On this World Water Day, the reality of water scarcity is starker than ever before. With the situation in Cape Town, South Africa, bringing...
The pipes were likely to be installed around 1812
This past May while replacing a water line, construction workers in Philadelphia discovered 200-year-old water main made of wood.
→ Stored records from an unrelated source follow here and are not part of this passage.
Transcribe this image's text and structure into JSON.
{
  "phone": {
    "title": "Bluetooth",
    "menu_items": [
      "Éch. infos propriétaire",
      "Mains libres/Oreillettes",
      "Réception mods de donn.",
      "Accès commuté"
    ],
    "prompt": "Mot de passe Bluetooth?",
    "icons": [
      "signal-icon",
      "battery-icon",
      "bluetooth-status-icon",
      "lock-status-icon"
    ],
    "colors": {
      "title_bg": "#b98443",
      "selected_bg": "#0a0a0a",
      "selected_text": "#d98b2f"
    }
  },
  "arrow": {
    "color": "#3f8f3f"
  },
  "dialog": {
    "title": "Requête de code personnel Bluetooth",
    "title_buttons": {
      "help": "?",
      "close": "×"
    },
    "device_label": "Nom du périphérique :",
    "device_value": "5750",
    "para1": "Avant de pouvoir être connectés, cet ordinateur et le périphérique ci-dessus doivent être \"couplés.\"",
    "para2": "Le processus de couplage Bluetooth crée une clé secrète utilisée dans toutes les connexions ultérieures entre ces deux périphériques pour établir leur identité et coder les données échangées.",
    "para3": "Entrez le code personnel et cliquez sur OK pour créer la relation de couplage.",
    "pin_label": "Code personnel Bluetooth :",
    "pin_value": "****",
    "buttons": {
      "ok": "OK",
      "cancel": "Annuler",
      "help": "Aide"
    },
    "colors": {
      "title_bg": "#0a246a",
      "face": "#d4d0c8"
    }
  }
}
The Philadelphia Water Department was able to identify the relic of Philadelphia’s 19th-century infrastructure after workers initially thought the item to be a buried tree trunk.
Upon further analysis, officials believe the water mains were originally installed around 1812 which was based off a November 5, 1812, report from Philadelphia’s Water Committee, which mentioned laying water pipes in the subject area around that time.
The wooden mains were a part of the city’s water collection and distribution system since they were first implemented in 1800. Two steam-powered pumping stations were involved, with one pumping water from the Schuylkill River while the other pumped water to a building fitted with a wooden reservoir that provided water to the city’s distribution system via gravity.
The wooden mains utilized by the city were relatively short-lived, however, as the city stopped installing wooden water mains in 1832. The city switched predominantly to cast-iron water main installation by 1819.